“Please help me comprehend what’s wrong with our indigenous women that Guatemala’s Tourism Board hires light-skin ladinas and white women to represent our women? I need help understanding what’s wrong with the other 45% of the population? Don’t mestizos, ladinos, blacks and whites fit the ‘Guatemalan profile'?” asks Rudy Girón in AntiguaDailyPhoto.
Luis Figueroa says [es] that neighbors of Ciudad Nueva, victims of a giant sinkhole that opened up over a year ago, are still unable to return to their homes. He explains that the “risk warning” has not been lifted because reports on the work that has been done to fill up the hole are still being evaluated.
“In Guatemala, June 30th is officially observed as Armed Forces Day. But since 2008, the military parade has ceased to march through the streets of the historical center in Guatemala City. Instead, the March for Remembrance has taken over Zone 1 for the fourth consecutive year to celebrate what many believe should more appropriately be deemed Heroes and Martyrs Day.” In MiMundo.org photojournalist James Rodríguez shares a photo essay of the march.
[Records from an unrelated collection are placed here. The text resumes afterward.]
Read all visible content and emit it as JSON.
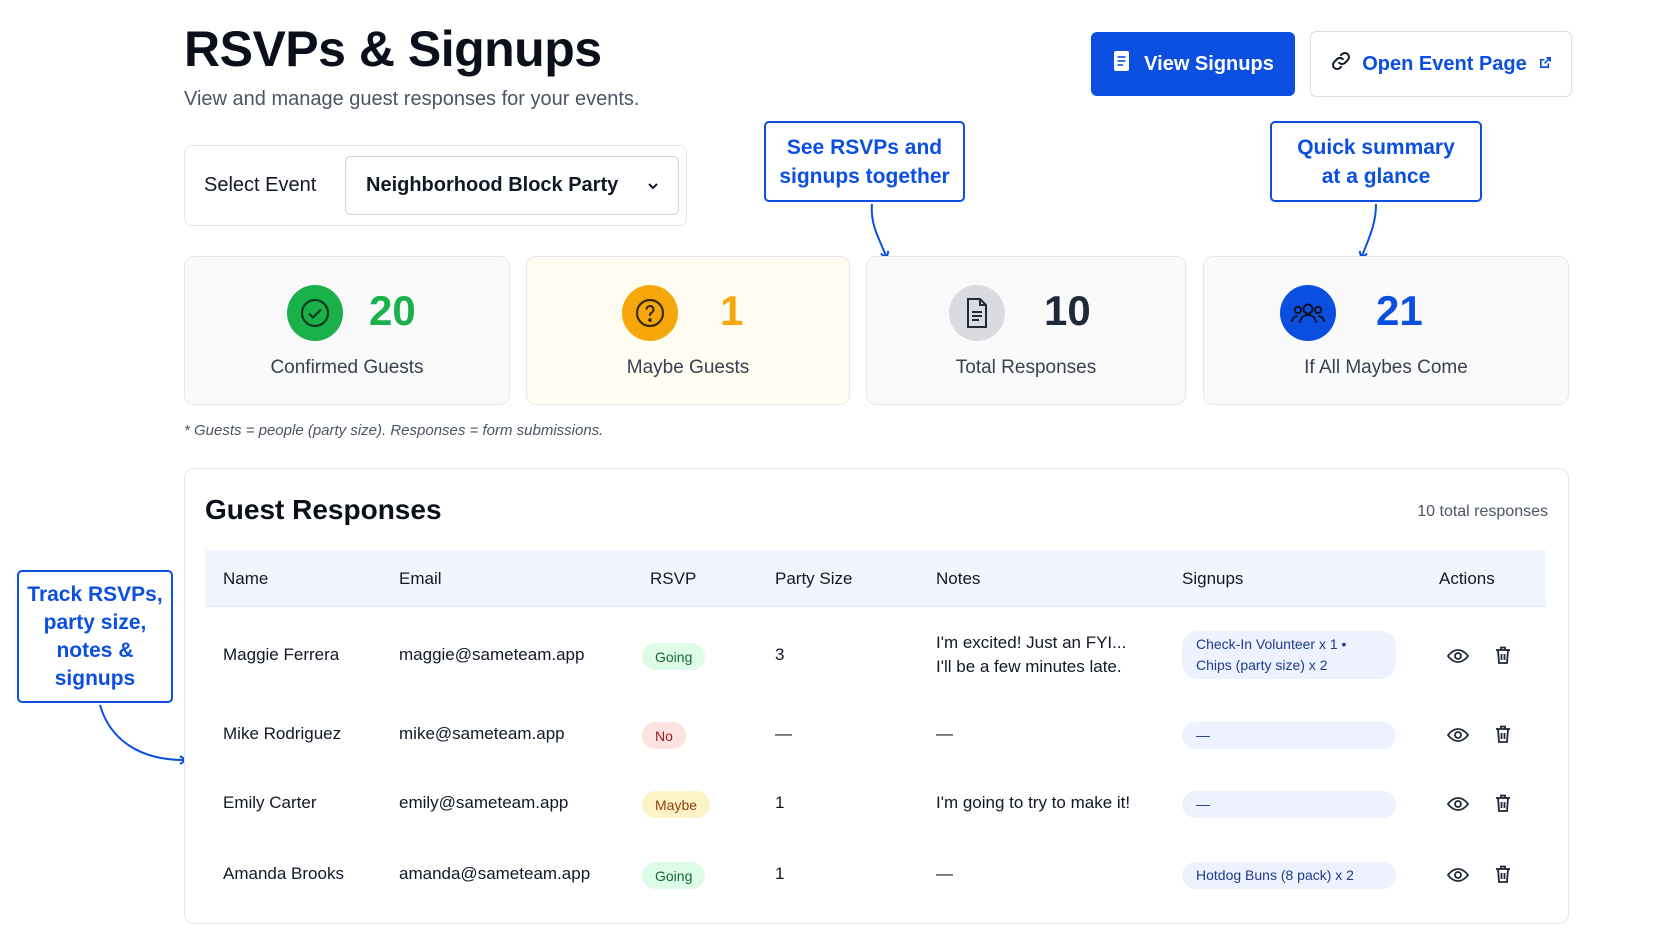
{
  "header": {
    "title": "RSVPs & Signups",
    "subtitle": "View and manage guest responses for your events.",
    "view_signups_label": "View Signups",
    "open_event_label": "Open Event Page"
  },
  "event_select": {
    "label": "Select Event",
    "value": "Neighborhood Block Party"
  },
  "stats": [
    {
      "value": "20",
      "label": "Confirmed Guests",
      "icon": "check-circle-icon",
      "color": "#1bb14a"
    },
    {
      "value": "1",
      "label": "Maybe Guests",
      "icon": "question-circle-icon",
      "color": "#f5a70b"
    },
    {
      "value": "10",
      "label": "Total Responses",
      "icon": "document-icon",
      "color": "#1f2937"
    },
    {
      "value": "21",
      "label": "If All Maybes Come",
      "icon": "group-icon",
      "color": "#0b4fe0"
    }
  ],
  "footnote": "* Guests = people (party size). Responses = form submissions.",
  "callouts": {
    "together": [
      "See RSVPs and",
      "signups together"
    ],
    "summary": [
      "Quick summary",
      "at a glance"
    ],
    "track": [
      "Track RSVPs,",
      "party size,",
      "notes &",
      "signups"
    ]
  },
  "table": {
    "title": "Guest Responses",
    "count": "10 total responses",
    "headers": [
      "Name",
      "Email",
      "RSVP",
      "Party Size",
      "Notes",
      "Signups",
      "Actions"
    ],
    "rows": [
      {
        "name": "Maggie Ferrera",
        "email": "maggie@sameteam.app",
        "rsvp": "Going",
        "party": "3",
        "notes_1": "I'm excited! Just an FYI...",
        "notes_2": "I'll be a few minutes late.",
        "signups_1": "Check-In Volunteer x 1 •",
        "signups_2": "Chips (party size) x 2"
      },
      {
        "name": "Mike Rodriguez",
        "email": "mike@sameteam.app",
        "rsvp": "No",
        "party": "—",
        "notes_1": "—",
        "signups_1": "—"
      },
      {
        "name": "Emily Carter",
        "email": "emily@sameteam.app",
        "rsvp": "Maybe",
        "party": "1",
        "notes_1": "I'm going to try to make it!",
        "signups_1": "—"
      },
      {
        "name": "Amanda Brooks",
        "email": "amanda@sameteam.app",
        "rsvp": "Going",
        "party": "1",
        "notes_1": "—",
        "signups_1": "Hotdog Buns (8 pack) x 2"
      }
    ]
  }
}
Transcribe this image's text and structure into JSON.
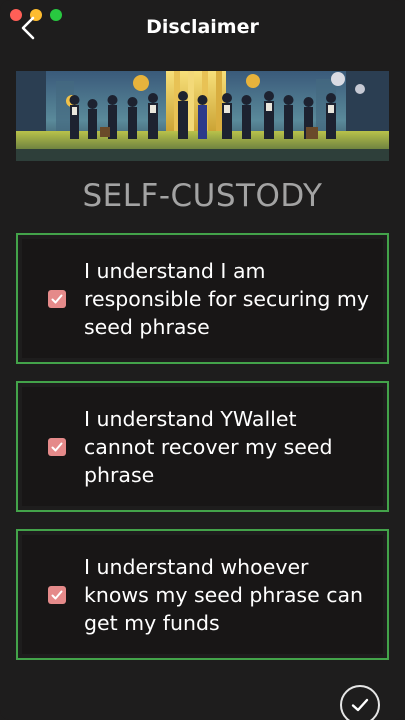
{
  "window": {
    "title": "Disclaimer"
  },
  "heading": "SELF-CUSTODY",
  "colors": {
    "accent_border": "#43a34a",
    "checkbox": "#e58a8a",
    "background": "#1e1d1d"
  },
  "items": [
    {
      "label": "I understand I am responsible for securing my seed phrase",
      "checked": true
    },
    {
      "label": "I understand YWallet cannot recover my seed phrase",
      "checked": true
    },
    {
      "label": "I understand whoever knows my seed phrase can get my funds",
      "checked": true
    }
  ],
  "icons": {
    "back": "chevron-left-icon",
    "confirm": "checkmark-icon",
    "checkbox": "checkbox-checked-icon"
  }
}
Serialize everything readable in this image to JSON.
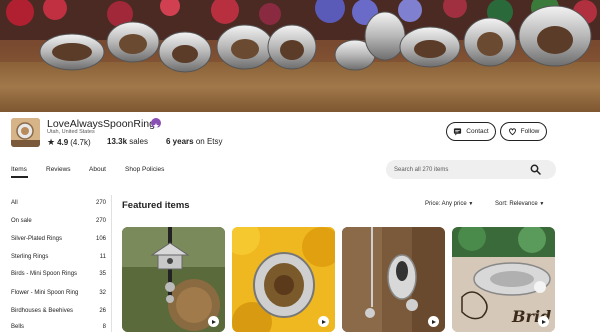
{
  "shop": {
    "name": "LoveAlwaysSpoonRings",
    "location": "Utah, United States",
    "rating": "4.9",
    "reviews_count": "(4.7k)",
    "sales_value": "13.3k",
    "sales_label": "sales",
    "years_value": "6 years",
    "years_label": "on Etsy"
  },
  "actions": {
    "contact_label": "Contact",
    "follow_label": "Follow"
  },
  "tabs": [
    {
      "label": "Items"
    },
    {
      "label": "Reviews"
    },
    {
      "label": "About"
    },
    {
      "label": "Shop Policies"
    }
  ],
  "search": {
    "placeholder": "Search all 270 items"
  },
  "sidebar": {
    "items": [
      {
        "label": "All",
        "count": "270"
      },
      {
        "label": "On sale",
        "count": "270"
      },
      {
        "label": "Silver-Plated Rings",
        "count": "106"
      },
      {
        "label": "Sterling Rings",
        "count": "11"
      },
      {
        "label": "Birds - Mini Spoon Rings",
        "count": "35"
      },
      {
        "label": "Flower - Mini Spoon Ring",
        "count": "32"
      },
      {
        "label": "Birdhouses & Beehives",
        "count": "26"
      },
      {
        "label": "Bells",
        "count": "8"
      }
    ]
  },
  "featured": {
    "title": "Featured items",
    "price_filter": "Price: Any price",
    "sort_filter": "Sort: Relevance",
    "card_text": "Brid"
  },
  "colors": {
    "badge": "#8a4fb3",
    "text": "#222222",
    "muted": "#595959",
    "search_bg": "#efefef"
  }
}
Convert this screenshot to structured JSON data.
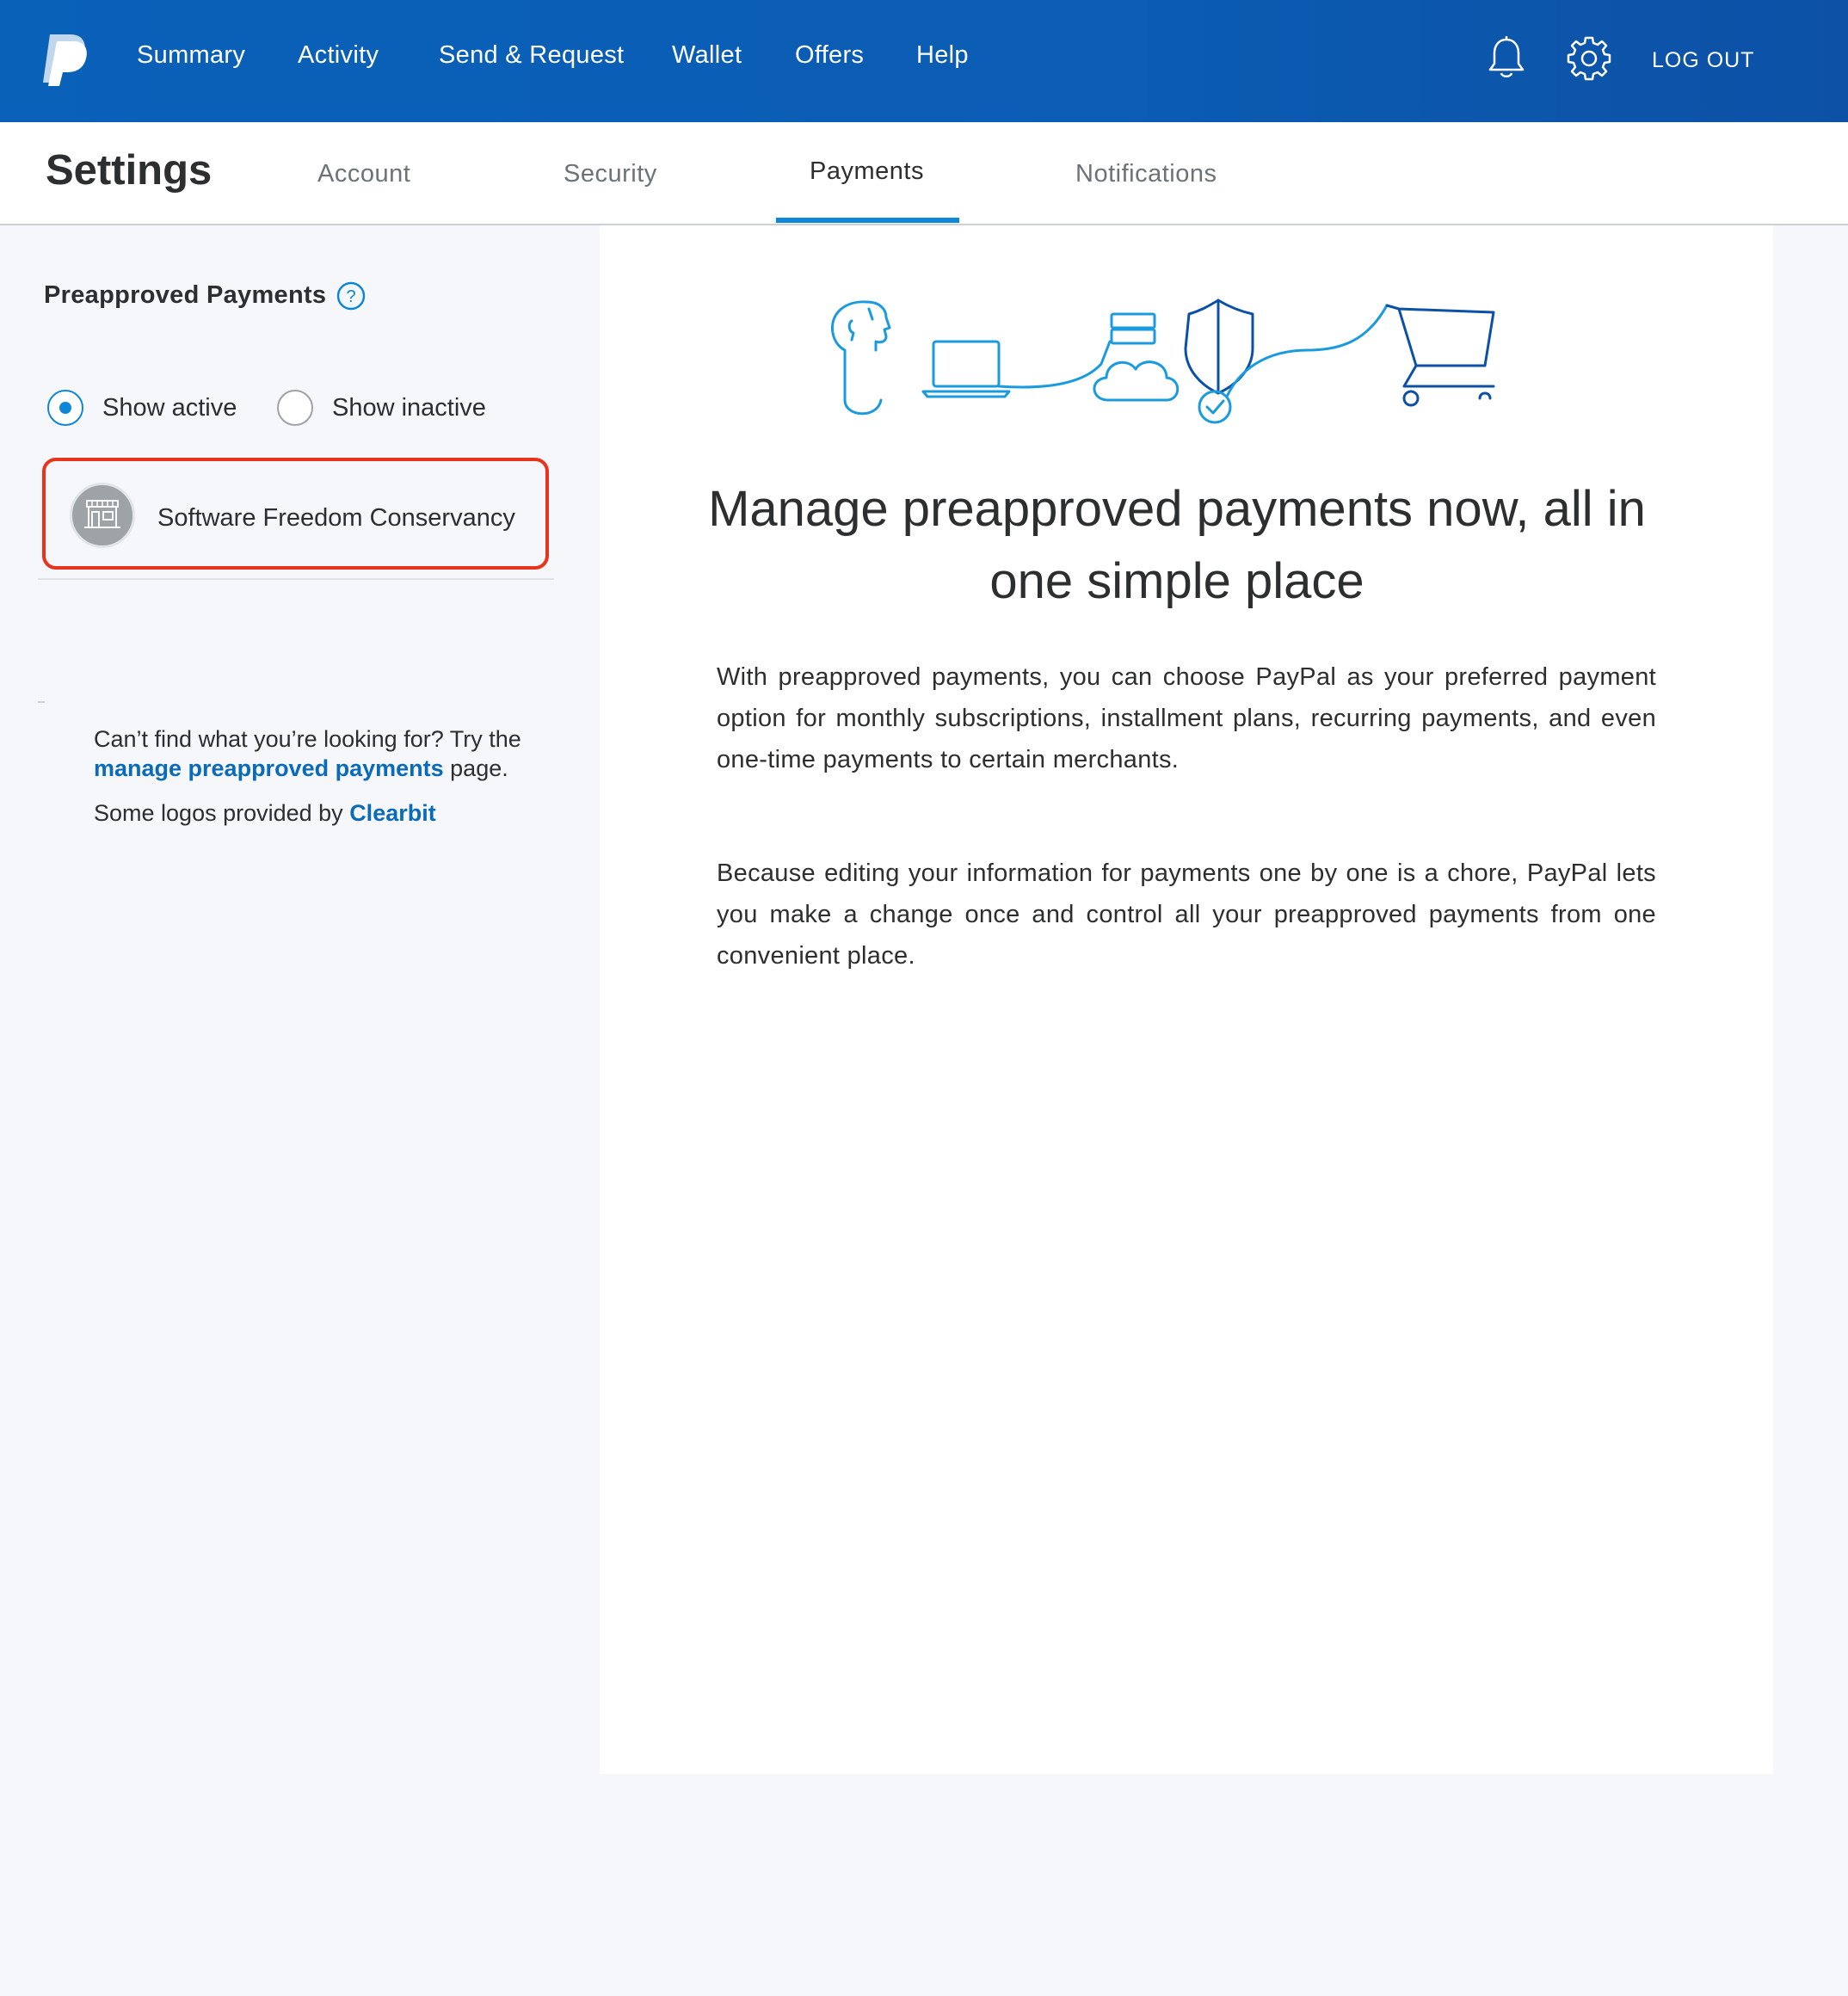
{
  "brand": {
    "primary": "#0b5cb3",
    "accent": "#0d87d8",
    "link": "#0b6bb8",
    "highlight": "#e8341c"
  },
  "topnav": {
    "items": [
      "Summary",
      "Activity",
      "Send & Request",
      "Wallet",
      "Offers",
      "Help"
    ],
    "logout": "LOG OUT",
    "icons": [
      "paypal-logo-icon",
      "bell-icon",
      "gear-icon"
    ]
  },
  "settings": {
    "title": "Settings",
    "tabs": [
      {
        "label": "Account",
        "active": false
      },
      {
        "label": "Security",
        "active": false
      },
      {
        "label": "Payments",
        "active": true
      },
      {
        "label": "Notifications",
        "active": false
      }
    ]
  },
  "sidebar": {
    "heading": "Preapproved Payments",
    "filters": [
      {
        "label": "Show active",
        "checked": true
      },
      {
        "label": "Show inactive",
        "checked": false
      }
    ],
    "merchants": [
      {
        "name": "Software Freedom Conservancy",
        "icon": "storefront-icon"
      }
    ],
    "help_prefix": "Can’t find what you’re looking for? Try the",
    "help_link": "manage preapproved payments",
    "help_suffix": "page.",
    "logos_prefix": "Some logos provided by",
    "logos_link": "Clearbit"
  },
  "main": {
    "title": "Manage preapproved payments now, all in one simple place",
    "paragraph1": "With preapproved payments, you can choose PayPal as your preferred payment option for monthly subscriptions, installment plans, recurring payments, and even one-time payments to certain merchants.",
    "paragraph2": "Because editing your information for payments one by one is a chore, PayPal lets you make a change once and control all your preapproved payments from one convenient place."
  }
}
Sandra Torres divorced her husband, President Alvaro Colom, to be eligible to run for president. But things didn't turn out as planned. Mike in Central American Politics reports: “On Wednesday, Guatemalan electoral authorities rejected Sandra Torres's presidential candidacy on the grounds of “supposed legal fraud.” The TSE's resolution said that her divorce from President Alvaro Colom did not invalidate Article 186 barring relatives of previous presidents from becoming president.”
A documentary, a ‘transmedia platform’ and a humanitarian project: in ‘La Furgo-Nana’ (“a Volkswagen Type II Bus from 1969″) Maria and Anton are driving through the Pan American highway from Tijuana, Mexico to Ushuaia, Argentina to “transform the difficult reality of Latin American children into a fascinating adventure you will not want to miss.” Follow their blog [es], and their Twitter and Facebook feeds as they open our eyes to children's rights violations and collect lullabies across the region.
Blogger Sakis [es] looks at the use of social networks as politicians prepare for September's legislative and presidential elections. He suggests politicians should use social networks as a platform to actually communicate with the people, not just a place to share links.
Antigua Daily Photo posts a picture of a registration booth in City Hall in Antigua, Guatemala: “This is an election year in Guatemala and the Tribunal Supremo Electoral (TSE) is rushing to get all potential voters registered and updated.”